= EXERCISE GOAL =
Read through the lines below for the string "duration" and copy each one that has it.

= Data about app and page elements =
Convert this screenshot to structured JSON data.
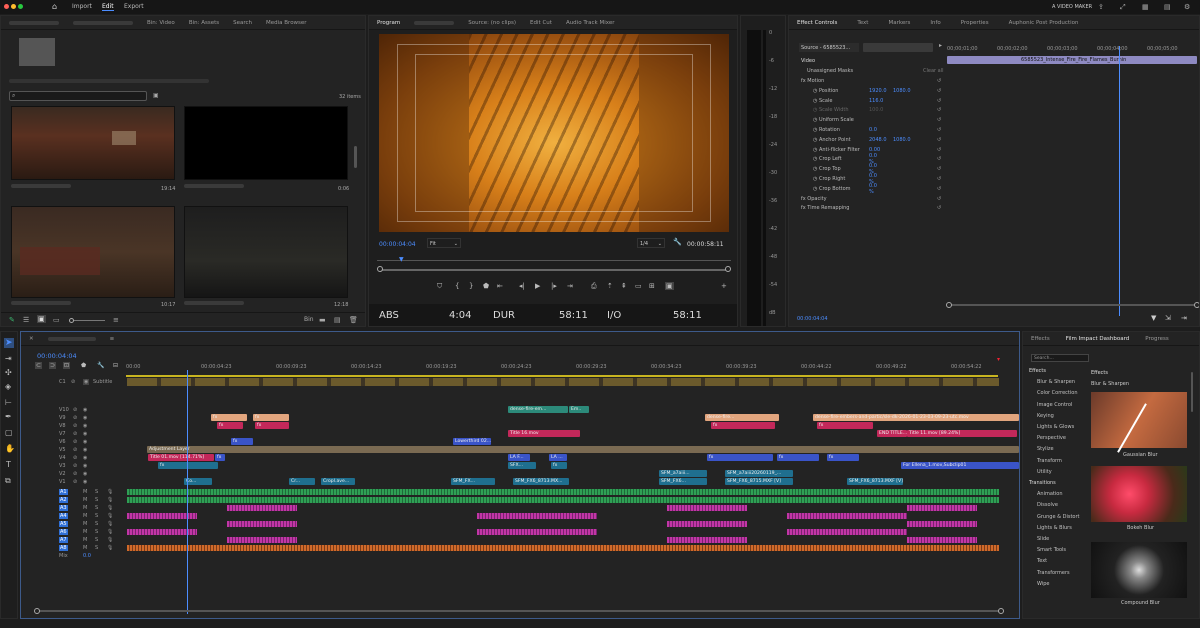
{
  "menubar": {
    "items": [
      "Import",
      "Edit",
      "Export"
    ],
    "active": "Edit",
    "right_label": "A VIDEO MAKER"
  },
  "project": {
    "tabs": [
      "Bin: Video",
      "Bin: Assets",
      "Search",
      "Media Browser"
    ],
    "item_count": "32 items",
    "thumbs": [
      {
        "duration": "19:14"
      },
      {
        "duration": "0:06"
      },
      {
        "duration": "10:17"
      },
      {
        "duration": "12:18"
      }
    ]
  },
  "program": {
    "tabs": [
      "Source: (no clips)",
      "Edit Cut",
      "Audio Track Mixer"
    ],
    "title": "Program",
    "timecode": "00:00:04:04",
    "fit": "Fit",
    "quality": "1/4",
    "duration": "00:00:58:11",
    "status": {
      "abs_label": "ABS",
      "abs_value": "4:04",
      "dur_label": "DUR",
      "dur_value": "58:11",
      "io_label": "I/O",
      "io_value": "58:11"
    }
  },
  "meter": {
    "ticks": [
      "0",
      "-6",
      "-12",
      "-18",
      "-24",
      "-30",
      "-36",
      "-42",
      "-48",
      "-54",
      "dB"
    ]
  },
  "effect_controls": {
    "tabs": [
      "Effect Controls",
      "Text",
      "Markers",
      "Info",
      "Properties",
      "Auphonic Post Production"
    ],
    "source": "Source - 6585523...",
    "ruler": [
      "00;00;01;00",
      "00;00;02;00",
      "00;00;03;00",
      "00;00;04;00",
      "00;00;05;00"
    ],
    "clip_name": "6585523_Intense_Fire_Fire_Flames_Burnin",
    "video_label": "Video",
    "masks_label": "Unassigned Masks",
    "clear_label": "Clear all",
    "props": [
      {
        "name": "Motion",
        "v1": "",
        "v2": ""
      },
      {
        "name": "Position",
        "v1": "1920.0",
        "v2": "1080.0"
      },
      {
        "name": "Scale",
        "v1": "116.0",
        "v2": ""
      },
      {
        "name": "Scale Width",
        "v1": "100.0",
        "v2": ""
      },
      {
        "name": "Uniform Scale",
        "v1": "",
        "v2": ""
      },
      {
        "name": "Rotation",
        "v1": "0.0",
        "v2": ""
      },
      {
        "name": "Anchor Point",
        "v1": "2048.0",
        "v2": "1080.0"
      },
      {
        "name": "Anti-flicker Filter",
        "v1": "0.00",
        "v2": ""
      },
      {
        "name": "Crop Left",
        "v1": "0.0 %",
        "v2": ""
      },
      {
        "name": "Crop Top",
        "v1": "0.0 %",
        "v2": ""
      },
      {
        "name": "Crop Right",
        "v1": "0.0 %",
        "v2": ""
      },
      {
        "name": "Crop Bottom",
        "v1": "0.0 %",
        "v2": ""
      },
      {
        "name": "Opacity",
        "v1": "",
        "v2": ""
      },
      {
        "name": "Time Remapping",
        "v1": "",
        "v2": ""
      }
    ],
    "timecode": "00:00:04:04"
  },
  "timeline": {
    "timecode": "00:00:04:04",
    "ruler": [
      "00:00",
      "00:00:04:23",
      "00:00:09:23",
      "00:00:14:23",
      "00:00:19:23",
      "00:00:24:23",
      "00:00:29:23",
      "00:00:34:23",
      "00:00:39:23",
      "00:00:44:22",
      "00:00:49:22",
      "00:00:54:22"
    ],
    "subtitle_label": "Subtitle",
    "caption_track": "C1",
    "video_tracks": [
      "V10",
      "V9",
      "V8",
      "V7",
      "V6",
      "V5",
      "V4",
      "V3",
      "V2",
      "V1"
    ],
    "audio_tracks": [
      "A1",
      "A2",
      "A3",
      "A4",
      "A5",
      "A6",
      "A7",
      "A8"
    ],
    "mix_label": "Mix",
    "mix_value": "0.0",
    "clips": [
      {
        "label": "dense-fire-em...",
        "color": "#2c8a7a",
        "track": 0,
        "start": 487,
        "width": 60
      },
      {
        "label": "Em..",
        "color": "#2c8a7a",
        "track": 0,
        "start": 548,
        "width": 20
      },
      {
        "label": "fx",
        "color": "#e2a57e",
        "track": 1,
        "start": 190,
        "width": 36
      },
      {
        "label": "fx",
        "color": "#e2a57e",
        "track": 1,
        "start": 232,
        "width": 36
      },
      {
        "label": "dense-fire...",
        "color": "#e2a57e",
        "track": 1,
        "start": 684,
        "width": 74
      },
      {
        "label": "dense-fire-embers-and-partic/sle-dk-2026-01-23-03-09-23-utc.mov",
        "color": "#e2a57e",
        "track": 1,
        "start": 792,
        "width": 206
      },
      {
        "label": "fx",
        "color": "#c3285a",
        "track": 2,
        "start": 196,
        "width": 26
      },
      {
        "label": "fx",
        "color": "#c3285a",
        "track": 2,
        "start": 234,
        "width": 34
      },
      {
        "label": "fx",
        "color": "#c3285a",
        "track": 2,
        "start": 690,
        "width": 64
      },
      {
        "label": "fx",
        "color": "#c3285a",
        "track": 2,
        "start": 796,
        "width": 56
      },
      {
        "label": "Title 16.mov",
        "color": "#c3285a",
        "track": 3,
        "start": 487,
        "width": 72
      },
      {
        "label": "END TITLE...",
        "color": "#c3285a",
        "track": 3,
        "start": 856,
        "width": 30
      },
      {
        "label": "Title 11.mov [89.24%]",
        "color": "#c3285a",
        "track": 3,
        "start": 886,
        "width": 110
      },
      {
        "label": "fx",
        "color": "#3a54c8",
        "track": 4,
        "start": 210,
        "width": 22
      },
      {
        "label": "Lowerthird 02...",
        "color": "#3a54c8",
        "track": 4,
        "start": 432,
        "width": 38
      },
      {
        "label": "Adjustment Layer",
        "color": "#7a6a52",
        "track": 5,
        "start": 126,
        "width": 872
      },
      {
        "label": "Title 01.mov [114.71%]",
        "color": "#c3285a",
        "track": 6,
        "start": 127,
        "width": 66
      },
      {
        "label": "fx",
        "color": "#3a54c8",
        "track": 6,
        "start": 194,
        "width": 10
      },
      {
        "label": "LA F...",
        "color": "#3a54c8",
        "track": 6,
        "start": 487,
        "width": 22
      },
      {
        "label": "LA ...",
        "color": "#3a54c8",
        "track": 6,
        "start": 528,
        "width": 18
      },
      {
        "label": "fx",
        "color": "#3a54c8",
        "track": 6,
        "start": 686,
        "width": 66
      },
      {
        "label": "fx",
        "color": "#3a54c8",
        "track": 6,
        "start": 756,
        "width": 42
      },
      {
        "label": "fx",
        "color": "#3a54c8",
        "track": 6,
        "start": 806,
        "width": 32
      },
      {
        "label": "For Ellena_1.mov,Subclip01",
        "color": "#3a54c8",
        "track": 7,
        "start": 880,
        "width": 118
      },
      {
        "label": "fx",
        "color": "#1f6f8f",
        "track": 7,
        "start": 137,
        "width": 60
      },
      {
        "label": "SFX...",
        "color": "#1f6f8f",
        "track": 7,
        "start": 487,
        "width": 28
      },
      {
        "label": "fx",
        "color": "#1f6f8f",
        "track": 7,
        "start": 530,
        "width": 16
      },
      {
        "label": "SFM_a7aiii...",
        "color": "#1f6f8f",
        "track": 8,
        "start": 638,
        "width": 48
      },
      {
        "label": "SFM_a7aiii20260119_...",
        "color": "#1f6f8f",
        "track": 8,
        "start": 704,
        "width": 68
      },
      {
        "label": "Co...",
        "color": "#1f6f8f",
        "track": 9,
        "start": 163,
        "width": 28
      },
      {
        "label": "Cr...",
        "color": "#1f6f8f",
        "track": 9,
        "start": 268,
        "width": 26
      },
      {
        "label": "Cropl.ave...",
        "color": "#1f6f8f",
        "track": 9,
        "start": 300,
        "width": 34
      },
      {
        "label": "SFM_FX...",
        "color": "#1f6f8f",
        "track": 9,
        "start": 430,
        "width": 44
      },
      {
        "label": "SFM_FX6_8713.MX...",
        "color": "#1f6f8f",
        "track": 9,
        "start": 492,
        "width": 56
      },
      {
        "label": "SFM_FX6...",
        "color": "#1f6f8f",
        "track": 9,
        "start": 638,
        "width": 48
      },
      {
        "label": "SFM_FX6_8715.MXF [V]",
        "color": "#1f6f8f",
        "track": 9,
        "start": 704,
        "width": 68
      },
      {
        "label": "SFM_FX6_8713.MXF [V]",
        "color": "#1f6f8f",
        "track": 9,
        "start": 826,
        "width": 56
      }
    ]
  },
  "effects": {
    "tabs": [
      "Effects",
      "Film Impact Dashboard",
      "Progress"
    ],
    "search_placeholder": "Search...",
    "categories": [
      "Effects",
      "Blur & Sharpen",
      "Color Correction",
      "Image Control",
      "Keying",
      "Lights & Glows",
      "Perspective",
      "Stylize",
      "Transform",
      "Utility",
      "Transitions",
      "Animation",
      "Dissolve",
      "Grunge & Distort",
      "Lights & Blurs",
      "Slide",
      "Smart Tools",
      "Text",
      "Transformers",
      "Wipe"
    ],
    "section": "Effects",
    "subsection": "Blur & Sharpen",
    "presets": [
      "Gaussian Blur",
      "Bokeh Blur",
      "Compound Blur"
    ]
  }
}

= REPLY TO THE TASK =
        "duration": "19:14"
        "duration": "0:06"
        "duration": "10:17"
        "duration": "12:18"
    "duration": "00:00:58:11",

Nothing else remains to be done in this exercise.